Updated 10:26 p.m. | The Senate Intelligence Committee’s report into torture by the CIA is in the panel’s hands but is still under review, Intelligence Chairwoman Dianne Feinstein, D-Calif., said late Friday.
Feinstein said in a statement the White House has returned the executive summary of her committee’s report.
“The committee this afternoon received the redacted executive summary of our study on the CIA detention and interrogation program.
“A preliminary review of the report indicates there have been significant redactions. We need additional time to understand the basis for these redactions and determine their justification.
“Therefore the report will be held until further notice and released when that process is completed.”

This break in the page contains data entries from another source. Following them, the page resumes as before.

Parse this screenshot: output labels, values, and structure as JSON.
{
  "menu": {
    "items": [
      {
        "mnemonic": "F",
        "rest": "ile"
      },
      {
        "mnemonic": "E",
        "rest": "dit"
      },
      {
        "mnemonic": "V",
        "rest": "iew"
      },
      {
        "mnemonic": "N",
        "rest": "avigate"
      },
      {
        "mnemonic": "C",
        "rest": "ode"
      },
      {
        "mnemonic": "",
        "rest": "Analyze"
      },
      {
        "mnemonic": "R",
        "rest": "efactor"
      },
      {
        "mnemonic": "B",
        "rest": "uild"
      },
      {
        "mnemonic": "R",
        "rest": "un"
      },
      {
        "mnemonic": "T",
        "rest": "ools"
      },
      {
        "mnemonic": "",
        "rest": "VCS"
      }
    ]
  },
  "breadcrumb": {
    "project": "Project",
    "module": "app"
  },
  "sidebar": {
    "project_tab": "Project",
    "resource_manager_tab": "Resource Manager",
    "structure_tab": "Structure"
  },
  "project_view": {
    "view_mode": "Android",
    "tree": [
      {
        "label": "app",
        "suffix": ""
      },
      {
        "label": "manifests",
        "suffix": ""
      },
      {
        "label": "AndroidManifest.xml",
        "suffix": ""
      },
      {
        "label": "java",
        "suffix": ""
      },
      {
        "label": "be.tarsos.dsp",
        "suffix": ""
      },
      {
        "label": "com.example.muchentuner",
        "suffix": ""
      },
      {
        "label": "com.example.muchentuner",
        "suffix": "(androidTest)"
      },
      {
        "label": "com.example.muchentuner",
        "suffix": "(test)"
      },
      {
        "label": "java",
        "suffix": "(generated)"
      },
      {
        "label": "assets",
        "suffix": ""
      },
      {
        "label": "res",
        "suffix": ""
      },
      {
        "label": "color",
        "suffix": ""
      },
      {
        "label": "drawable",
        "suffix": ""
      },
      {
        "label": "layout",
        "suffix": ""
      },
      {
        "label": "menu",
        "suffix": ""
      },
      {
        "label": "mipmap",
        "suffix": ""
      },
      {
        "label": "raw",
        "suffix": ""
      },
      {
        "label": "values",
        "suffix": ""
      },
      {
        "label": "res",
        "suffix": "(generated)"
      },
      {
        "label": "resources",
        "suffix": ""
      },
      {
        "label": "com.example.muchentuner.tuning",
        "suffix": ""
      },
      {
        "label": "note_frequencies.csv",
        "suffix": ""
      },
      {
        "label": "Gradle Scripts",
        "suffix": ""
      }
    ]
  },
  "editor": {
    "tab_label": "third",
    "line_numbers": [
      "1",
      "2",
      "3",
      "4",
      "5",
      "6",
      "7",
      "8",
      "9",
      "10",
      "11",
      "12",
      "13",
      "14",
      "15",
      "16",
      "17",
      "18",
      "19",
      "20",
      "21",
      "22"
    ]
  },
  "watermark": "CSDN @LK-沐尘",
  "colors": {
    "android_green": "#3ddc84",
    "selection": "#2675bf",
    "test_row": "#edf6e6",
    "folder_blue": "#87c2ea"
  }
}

News of the return of the summary comes the same day that President Barack Obama expressed “full confidence” in CIA Director John O. Brennan, despite a barrage of concern on Capitol Hill that he misled the public about the CIA improperly accessing computers used by the Intelligence Committee’s investigators.
Democratic Sen. Mark Udall of Colorado issued a statement Friday night he is concerned about “the excessive redactions,” Feinstein mentioned, “especially given the president’s unequivocal commitment to declassifying the Senate Intelligence Committee’s study.”
He added, “I promised earlier this year to hold the president to his word and I intends to do so.”
Intelligence ranking member Saxby Chambliss of Georgia said in a statement that he opposed the study from the onset because intelligence community resources would be “squandered” over a debate settled years ago.
“This study is an ideologically motivated, distorted recounting of events. I encourage everyone to read the minority views and decide for themselves. These views are not an independent report — nor are they a defense of the CIA — rather, they provide the minority’s viewpoint on the flawed committee study.”
Later Friday night, Director of National Intelligence James R. Clapper issued a statement defending the redactions, saying they were part of an “extensive and unprecedented” review and were intended to protect classified information.
“More than 85% of the Committee Report has been declassified, and half of the redactions are in footnotes,” Clapper said. “We are confident that the declassified document delivered to the Committee will provide the public with a full view of the Committee’s report on the detention and interrogation program, and we look forward to a constructive dialogue with the Committee.”